I never thought that metaphor and hyperbole could morph into accuracy.
|Fog by the Bay|
Nothing quite like a concussion to thump home what it means to be in a fog. Or, in the act of sustaining it, what it is to be stunned and dazed. Spacey doesn't just describe the daydreaming kid in class next to you. Words no longer exaggerate. They convey reality in my post-concussion world.
|Sunlight trying to pierce through|
on a hiking trail by the Bay
For weeks now, it's taken concentrated effort to pierce through the mists. Interesting things are easier to focus on. But the mindless multi-tasking? Forget it. Literally.
It's been rather humorous to be a young(ish) person exhibiting Alzheimer's-like symptoms. And for a while, I felt humor was all I had left. During a follow-up test with a doctor to determine the extent of my concussion:
Neurologist: Name as many words as you can beginning with the letter "f" in the next 60 seconds.

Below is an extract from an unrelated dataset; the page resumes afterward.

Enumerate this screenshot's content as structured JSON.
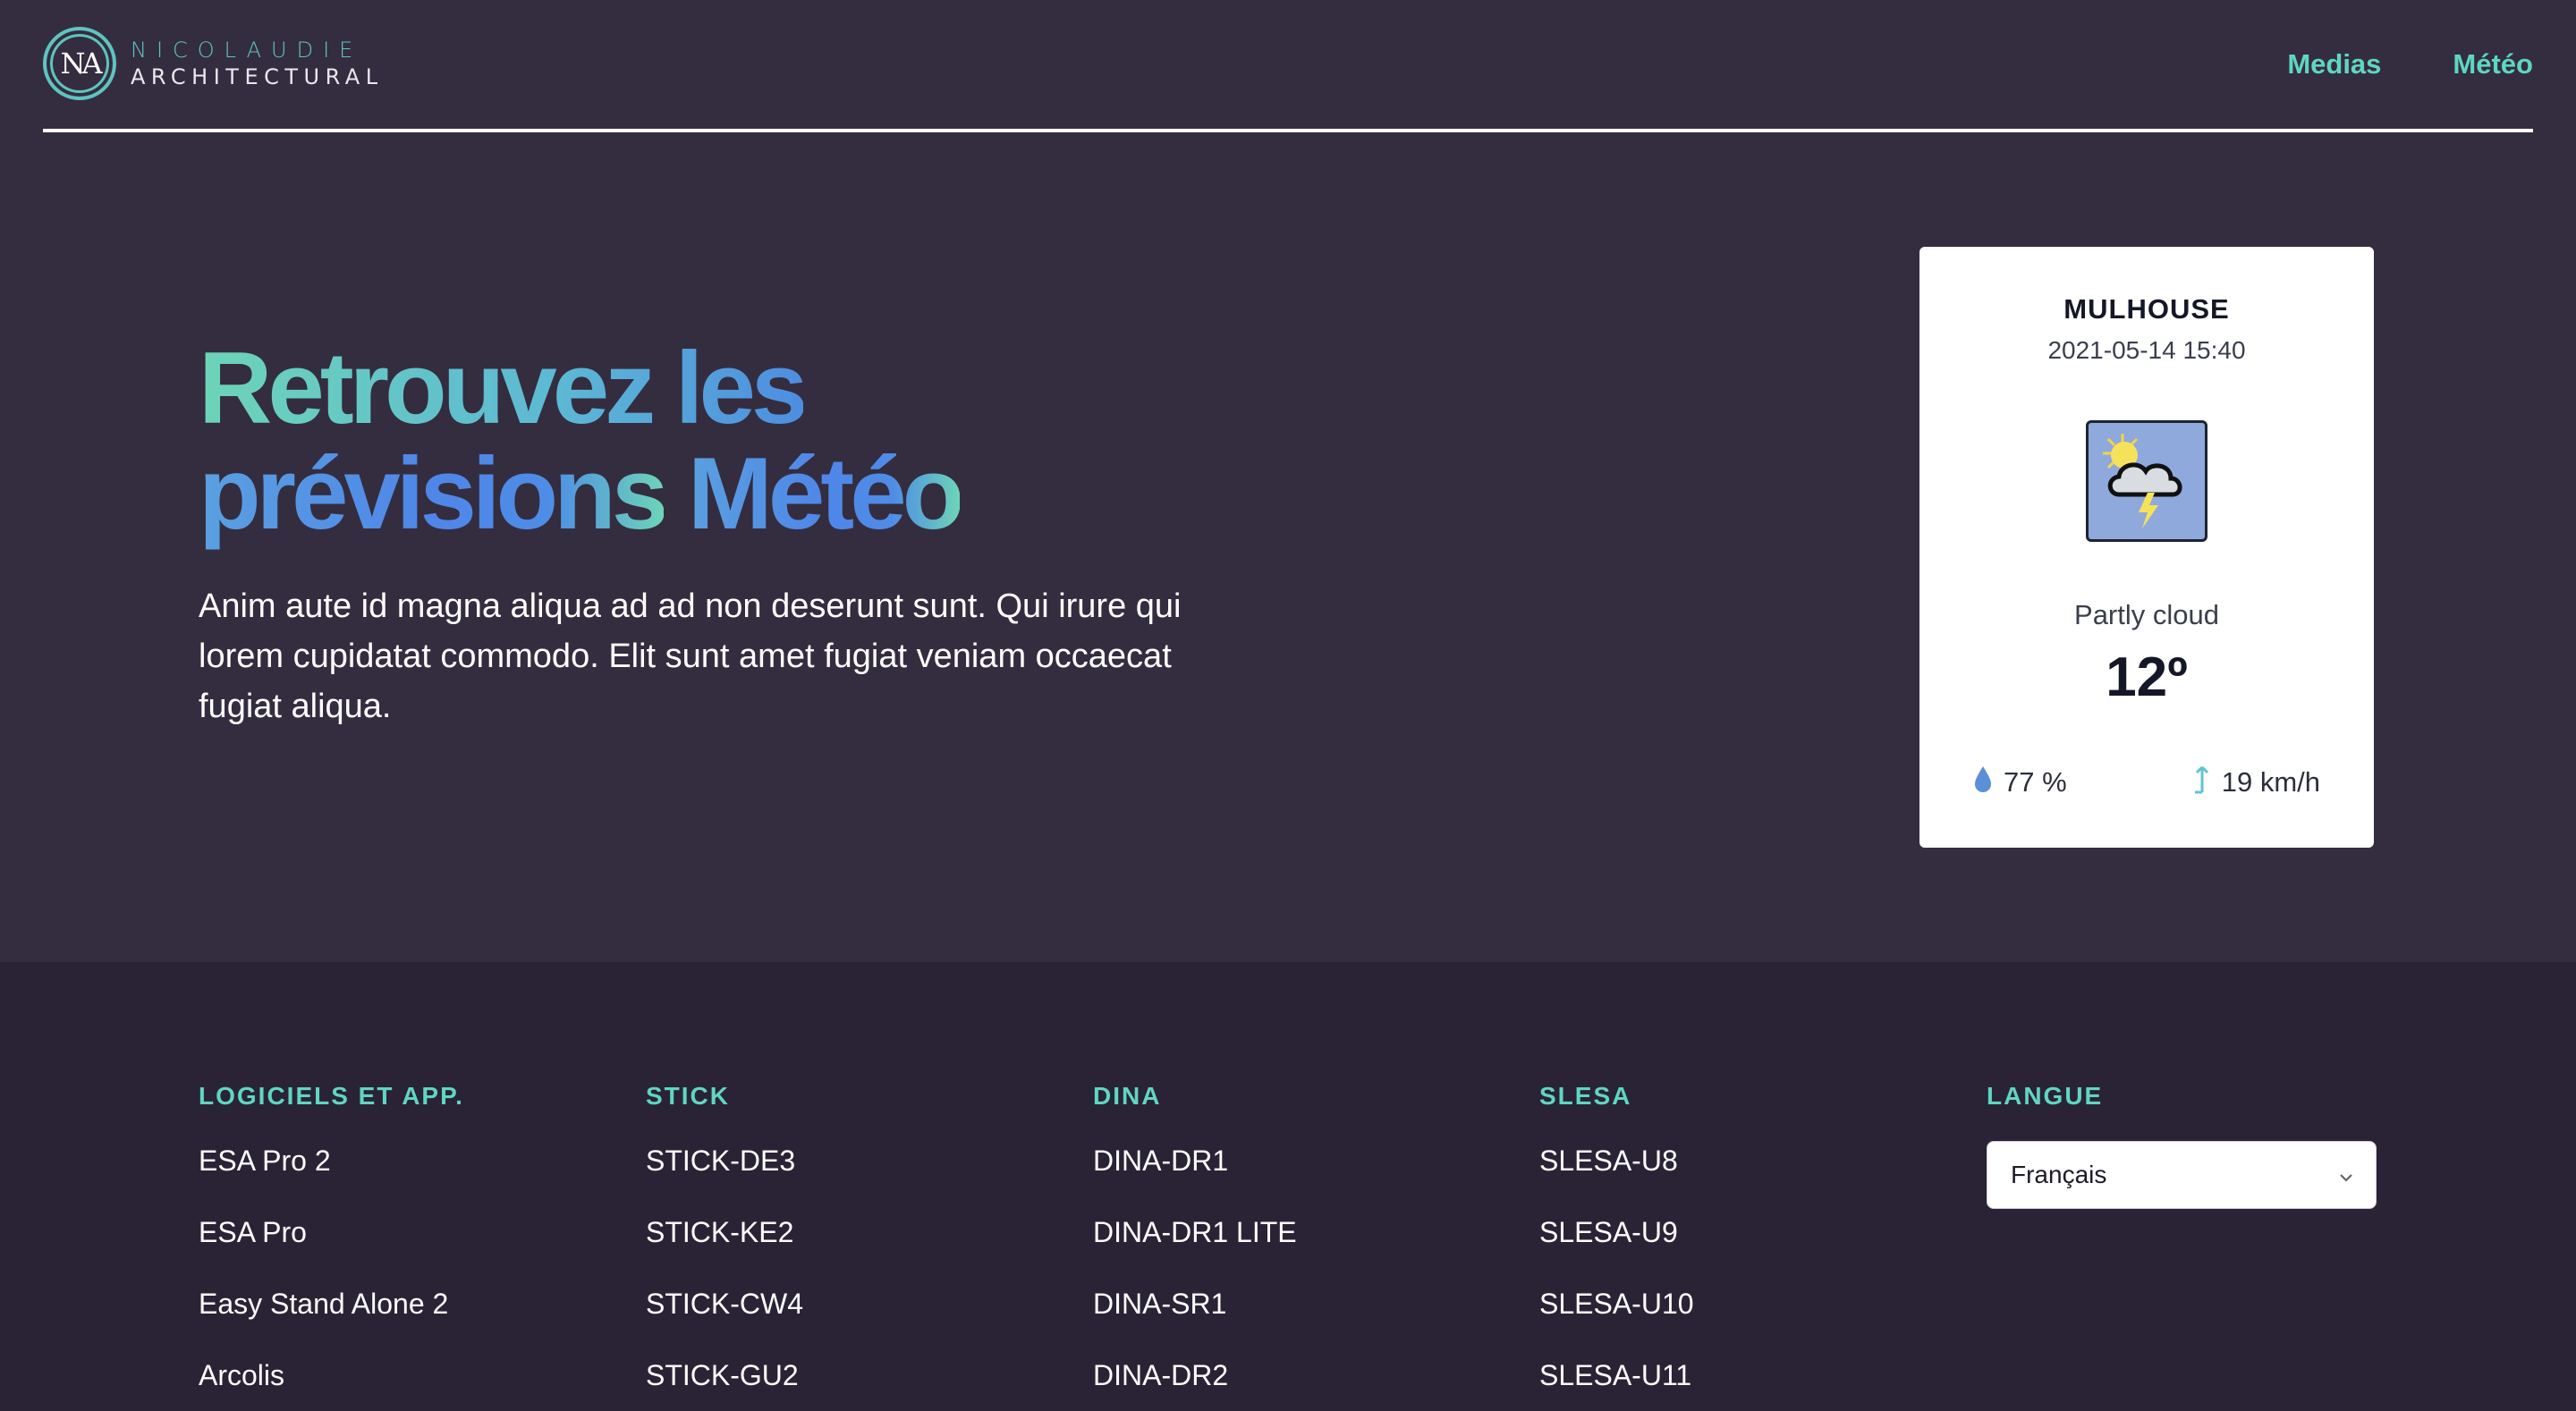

Me: Ummm ... quickly editing out the first word we all know that begins with "f" ... ok, fundamental, foundation, fibula, ... nearly followed that with fistula, but figured the neurologist would think I was being facetious ... flabbergast, fiendish, furious, ... and so on
Neurologist: interrupting his own counting mid-60 seconds ... I've never heard fibula nor flabbergast mentioned in these tests before.
Me: Do I get extra credit for the quality of the words?
In truth, the only way for me to stay focused was to turn the question into a word game -- no monosyllabic "f" words!
|From the bedroom window|
Mind tricks aside, I've spent a lot of time recently lying in the dark and slowing my life down outside of deadlines and meetings. (Too bad there's no slo-mo button for Life, or even freeze frame.) Hopefully, I'll make better judgment calls next time on the ski slopes. But the post-concussion experience is rather fascinating. It's like being in someone else's body. Or rather, someone else's head.
Good news: the neurologist assures me I will get my old brain back.